The expansion of pharmacy deserts is more than just an inconvenience—it’s an affront to American values that champion equal opportunity for all citizens regardless of where they live.
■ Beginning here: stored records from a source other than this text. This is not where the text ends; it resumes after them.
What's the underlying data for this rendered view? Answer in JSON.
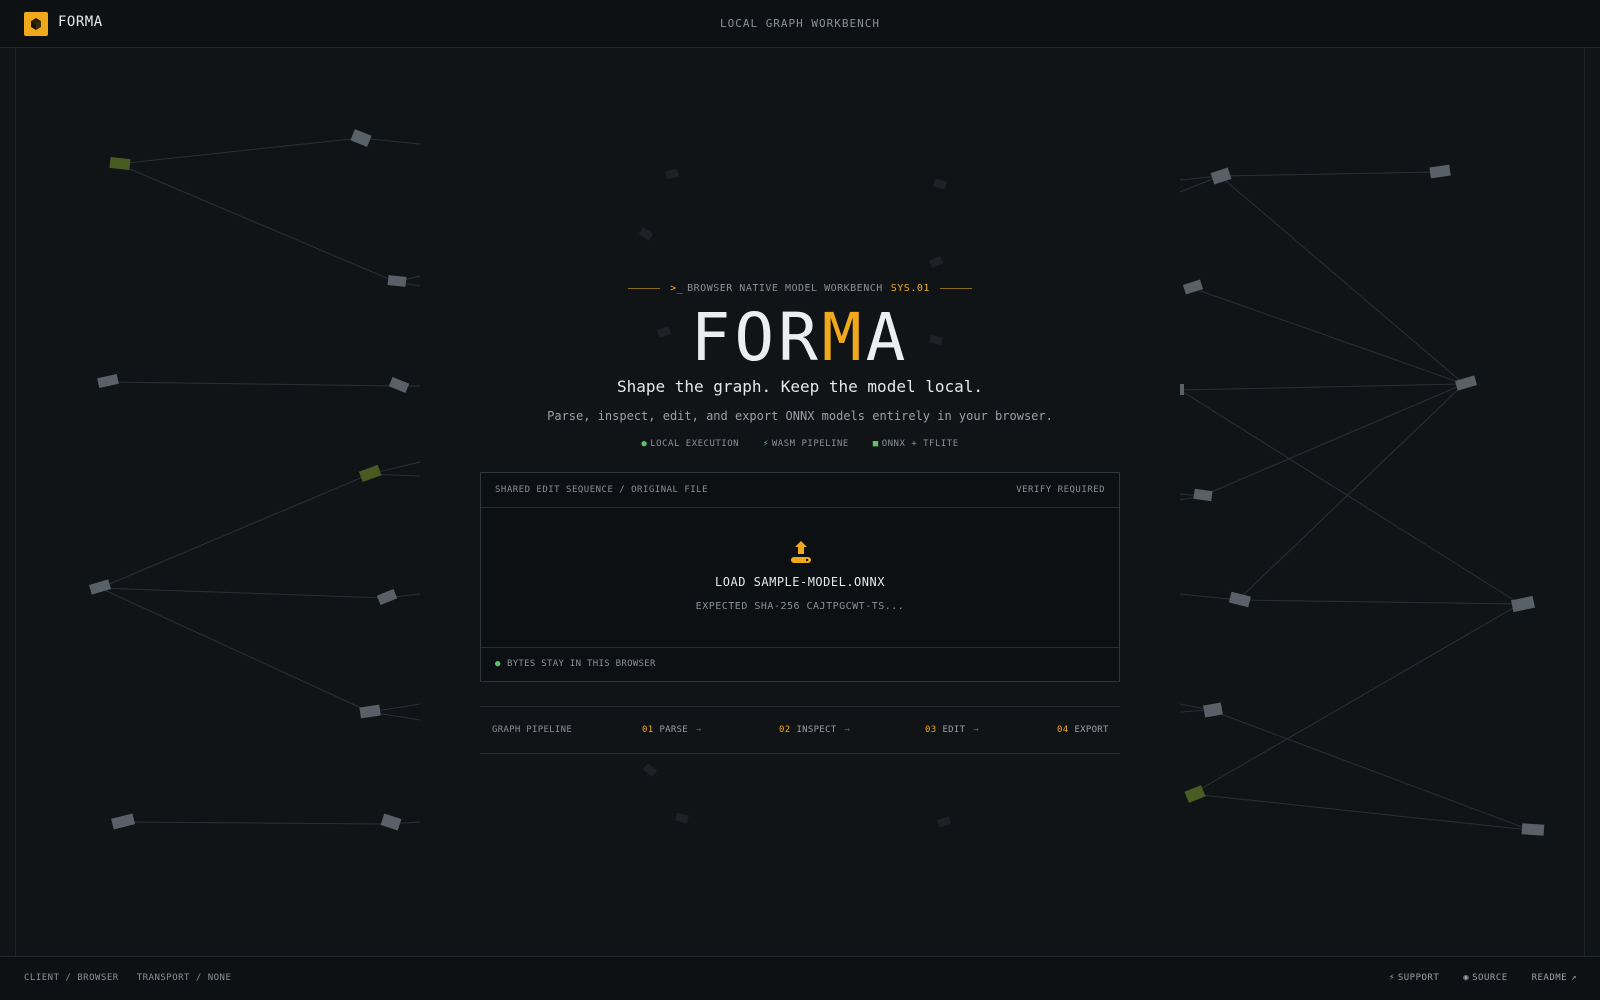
{
  "header": {
    "brand": "FORMA",
    "subtitle": "LOCAL GRAPH WORKBENCH",
    "logo_icon": "cube-icon"
  },
  "hero": {
    "eyebrow": "BROWSER NATIVE MODEL WORKBENCH",
    "eyebrow_code": "SYS.01",
    "title_part1": "FOR",
    "title_accent": "M",
    "title_part2": "A",
    "tagline": "Shape the graph. Keep the model local.",
    "description": "Parse, inspect, edit, and export ONNX models entirely in your browser."
  },
  "badges": [
    {
      "icon": "lock-icon",
      "label": "LOCAL EXECUTION"
    },
    {
      "icon": "bolt-icon",
      "label": "WASM PIPELINE"
    },
    {
      "icon": "cube-icon",
      "label": "ONNX + TFLITE"
    }
  ],
  "card": {
    "header_left": "SHARED EDIT SEQUENCE / ORIGINAL FILE",
    "header_right": "VERIFY REQUIRED",
    "action_label": "LOAD SAMPLE-MODEL.ONNX",
    "expected": "EXPECTED SHA-256 CAJTPGCWT-TS...",
    "footer": "BYTES STAY IN THIS BROWSER"
  },
  "pipeline": {
    "label": "GRAPH PIPELINE",
    "steps": [
      {
        "num": "01",
        "label": "PARSE"
      },
      {
        "num": "02",
        "label": "INSPECT"
      },
      {
        "num": "03",
        "label": "EDIT"
      },
      {
        "num": "04",
        "label": "EXPORT"
      }
    ]
  },
  "footer": {
    "client": "CLIENT / BROWSER",
    "transport": "TRANSPORT / NONE",
    "links": [
      {
        "icon": "bolt-icon",
        "label": "SUPPORT"
      },
      {
        "icon": "github-icon",
        "label": "SOURCE"
      },
      {
        "icon": "external-link-icon",
        "label": "README"
      }
    ]
  },
  "colors": {
    "accent": "#f0a81c",
    "background": "#111417",
    "success": "#5fbf6a"
  }
}
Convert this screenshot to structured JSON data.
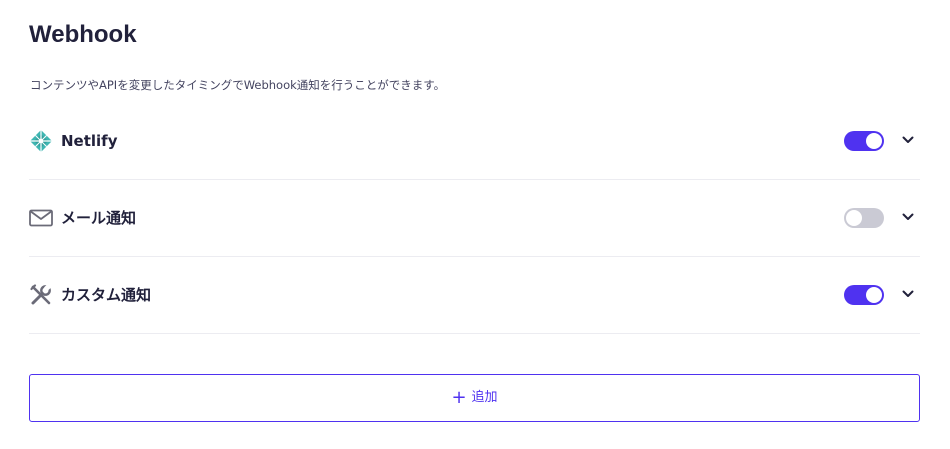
{
  "page": {
    "title": "Webhook",
    "description": "コンテンツやAPIを変更したタイミングでWebhook通知を行うことができます。"
  },
  "hooks": [
    {
      "name": "Netlify",
      "icon": "netlify-icon",
      "enabled": true
    },
    {
      "name": "メール通知",
      "icon": "mail-icon",
      "enabled": false
    },
    {
      "name": "カスタム通知",
      "icon": "tools-icon",
      "enabled": true
    }
  ],
  "add_button": {
    "icon": "+",
    "label": "追加"
  },
  "colors": {
    "accent": "#4f32f0",
    "toggle_off": "#cacad4",
    "text": "#21213b",
    "netlify": "#3fb6b2",
    "icon_gray": "#6b6b78"
  }
}
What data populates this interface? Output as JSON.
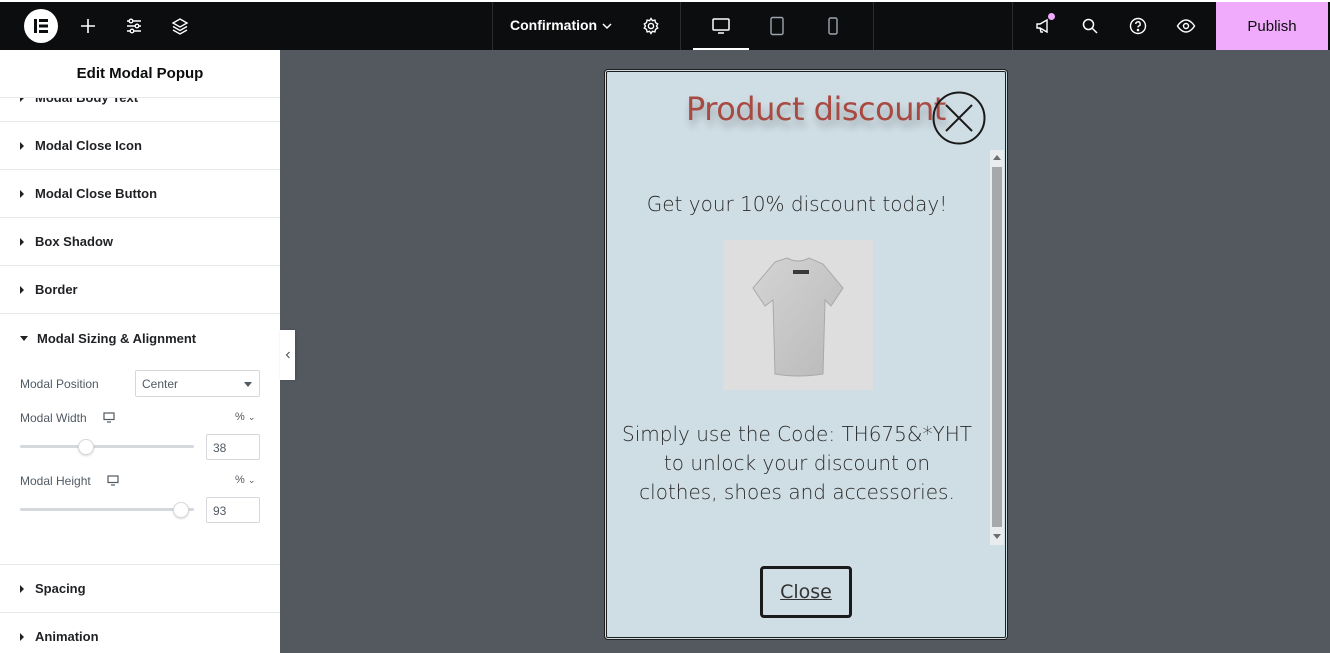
{
  "topbar": {
    "document_title": "Confirmation",
    "publish_label": "Publish"
  },
  "sidebar": {
    "title": "Edit Modal Popup",
    "sections": [
      {
        "label": "Modal Body Text"
      },
      {
        "label": "Modal Close Icon"
      },
      {
        "label": "Modal Close Button"
      },
      {
        "label": "Box Shadow"
      },
      {
        "label": "Border"
      },
      {
        "label": "Modal Sizing & Alignment"
      },
      {
        "label": "Spacing"
      },
      {
        "label": "Animation"
      }
    ],
    "modal_position": {
      "label": "Modal Position",
      "value": "Center"
    },
    "modal_width": {
      "label": "Modal Width",
      "unit": "%",
      "value": "38"
    },
    "modal_height": {
      "label": "Modal Height",
      "unit": "%",
      "value": "93"
    }
  },
  "modal": {
    "title": "Product discount",
    "line1": "Get your 10% discount today!",
    "line2": "Simply use the Code: TH675&*YHT to unlock your discount on clothes, shoes and accessories.",
    "close_button_label": "Close"
  },
  "colors": {
    "accent": "#f0abfc",
    "title": "#a94a42",
    "modal_bg": "#cfdde4",
    "canvas_bg": "#545960"
  }
}
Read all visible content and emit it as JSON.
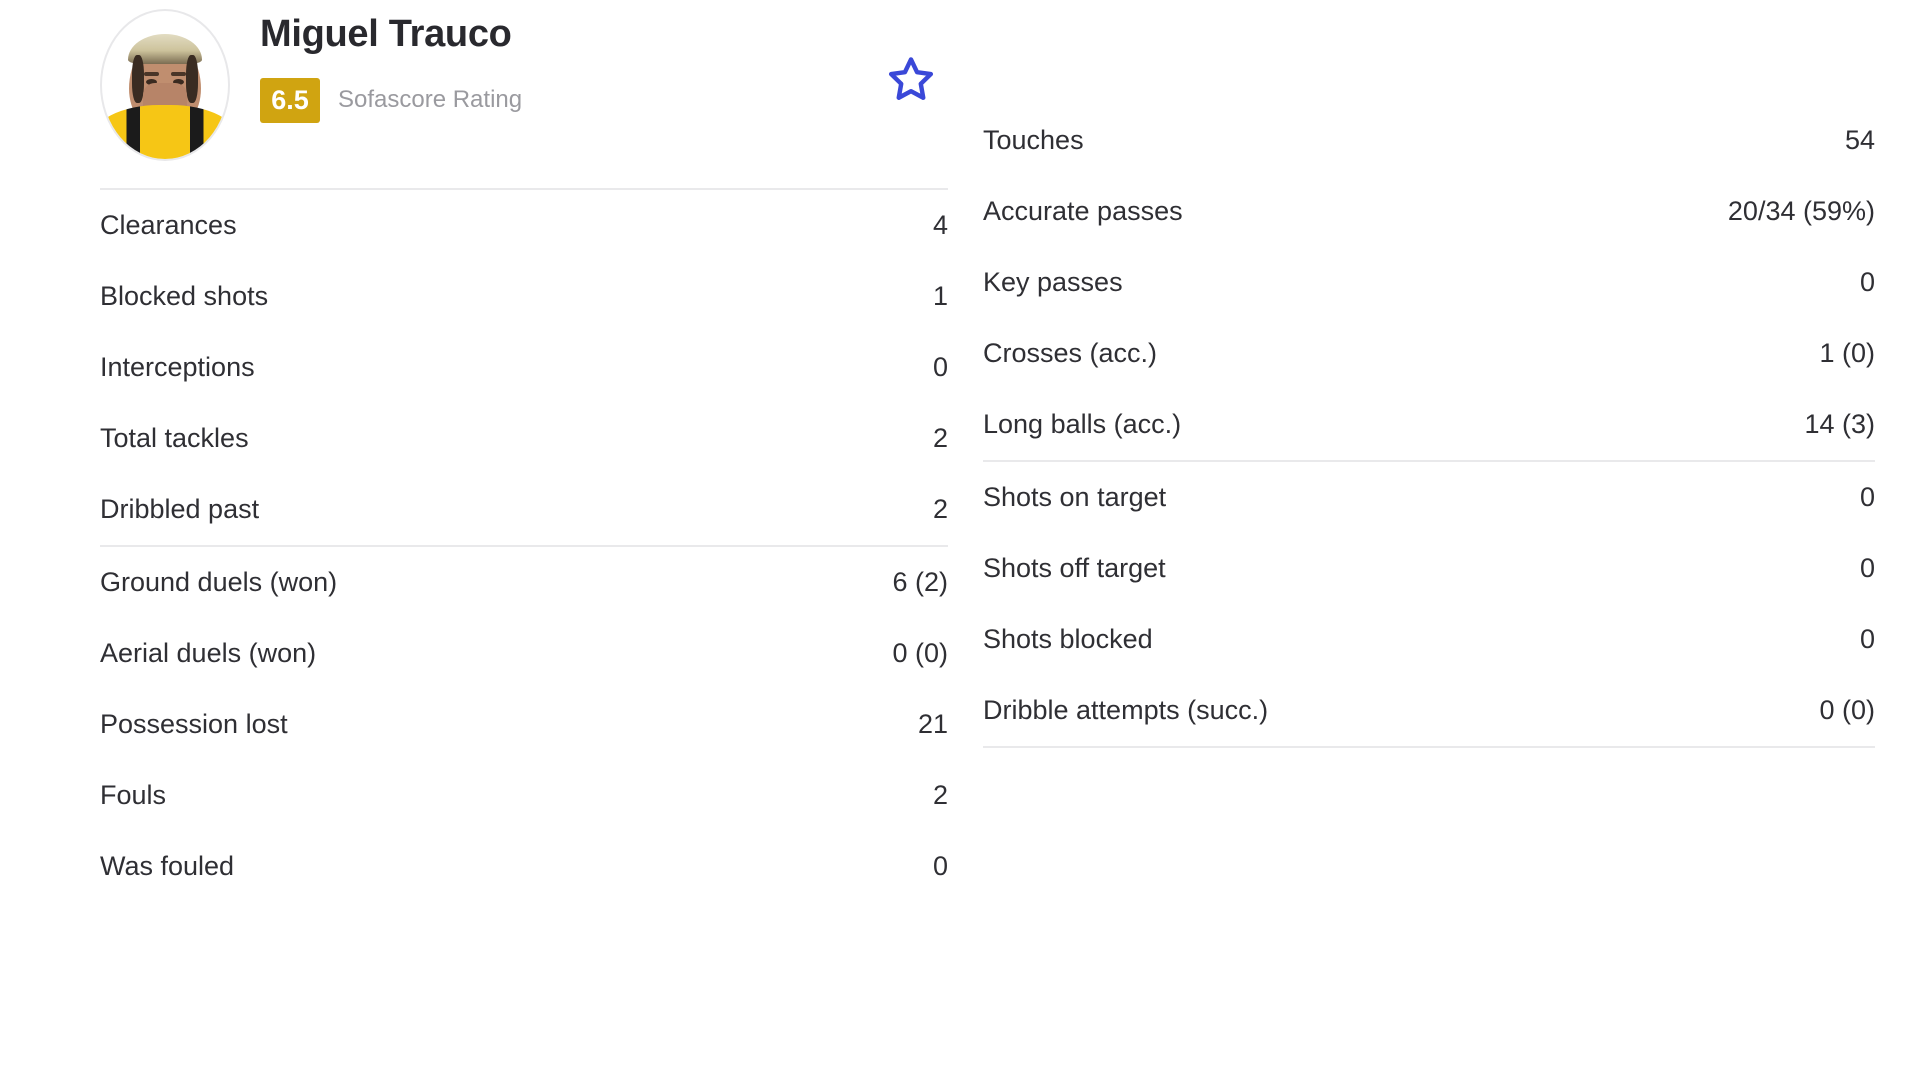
{
  "player": {
    "name": "Miguel Trauco",
    "rating": "6.5",
    "rating_label": "Sofascore Rating",
    "avatar_name": "player-avatar",
    "favorite_icon": "star-outline-icon",
    "favorite_color": "#3a48d8",
    "rating_badge_color": "#d0a411"
  },
  "left_column": {
    "groups": [
      {
        "rows": [
          {
            "label": "Clearances",
            "value": "4"
          },
          {
            "label": "Blocked shots",
            "value": "1"
          },
          {
            "label": "Interceptions",
            "value": "0"
          },
          {
            "label": "Total tackles",
            "value": "2"
          },
          {
            "label": "Dribbled past",
            "value": "2"
          }
        ]
      },
      {
        "rows": [
          {
            "label": "Ground duels (won)",
            "value": "6 (2)"
          },
          {
            "label": "Aerial duels (won)",
            "value": "0 (0)"
          },
          {
            "label": "Possession lost",
            "value": "21"
          },
          {
            "label": "Fouls",
            "value": "2"
          },
          {
            "label": "Was fouled",
            "value": "0"
          }
        ]
      }
    ]
  },
  "right_column": {
    "groups": [
      {
        "rows": [
          {
            "label": "Touches",
            "value": "54"
          },
          {
            "label": "Accurate passes",
            "value": "20/34 (59%)"
          },
          {
            "label": "Key passes",
            "value": "0"
          },
          {
            "label": "Crosses (acc.)",
            "value": "1 (0)"
          },
          {
            "label": "Long balls (acc.)",
            "value": "14 (3)"
          }
        ]
      },
      {
        "rows": [
          {
            "label": "Shots on target",
            "value": "0"
          },
          {
            "label": "Shots off target",
            "value": "0"
          },
          {
            "label": "Shots blocked",
            "value": "0"
          },
          {
            "label": "Dribble attempts (succ.)",
            "value": "0 (0)"
          }
        ]
      }
    ]
  }
}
As we grapple with this challenge, it becomes increasingly clear that innovative approaches must be embraced if we are to uphold these ideals and ensure no American is left behind when it comes to accessing vital healthcare services.

In essence, while emergency preparedness kits offer immediate respite from the encroaching desertification of pharmacy access across America’s vast landscape, they also serve as a clarion call for proactive measures—measures which resonate deeply with conservative ethos centered around self-sufficiency and community resilience.

As we continue navigating through this complex terrain fraught with economic pressures and healthcare disparities alike—where big-chain decisions reverberate through small-town main streets—the narrative remains unwritten on how America will ultimately address its growing number of pharmacy deserts.

What remains clear is that action must be taken; otherwise we risk allowing part of our population to languish in areas bereft not only of convenience but also critical care—a scenario incompatible with our nation’s core values.


  • Amoxicillin-Clavulanate (generic Augmentin) 875/125 mg – 28 tablets
  • Azithromycin (generic Z-Pak) 250 mg – 12 tablets
  • Doxycycline Hyclate 100 mg – 60 capsules
  • Metronidazole (generic Flagyl) 500 mg – 30 tablets
  • Trimethoprim-Sulfamethoxazole (generic Bactrim) 800/160 mg – 28 tablets
  • Ivermectin 18mg – 7 compounded capsules
  • Fluconazole (generic Diflucan) 150 mg – 2 tablets
  • Ondansetron (generic Zofran) 4mg – 6 tablets
  • 1 Emergency Medication Guidebook written by our Chief Medical Board for safe use.


  • Anthrax
  • Bacterial Vaginosis
  • Bite Wounds
  • Bronchitis
  • Chlamydia
  • Clostridioides difficile
  • Colitis
  • COVID – 19
  • Gonorrhea
  • Giardiasis
  • Lice
  • Nausea & Vomiting
  • Pharyngitis
  • Pinworms
  • Plague (bioterror)
  • Pneumonia
  • Rickettsial Infections
  • Scabies
  • Shigella Infection
  • Sinusitis
  • Skin Infection
  • Strep Throat
  • Syphilis
  • Tetanus
  • Tick Exposure
  • Tonsillitis
  • Traveler’s Diarrhea
  • Trichomoniasis
  • Tularemia (bioterror)
  • Urinary Tract Infection
  • Vaginal Candidiasis
  • Viral Upper Respiratory Infection

Don’t be caught unprepared. Don’t be reliant on the broken and corrupt medical industrial complex.


About The Author

More Posts

Send Us A Message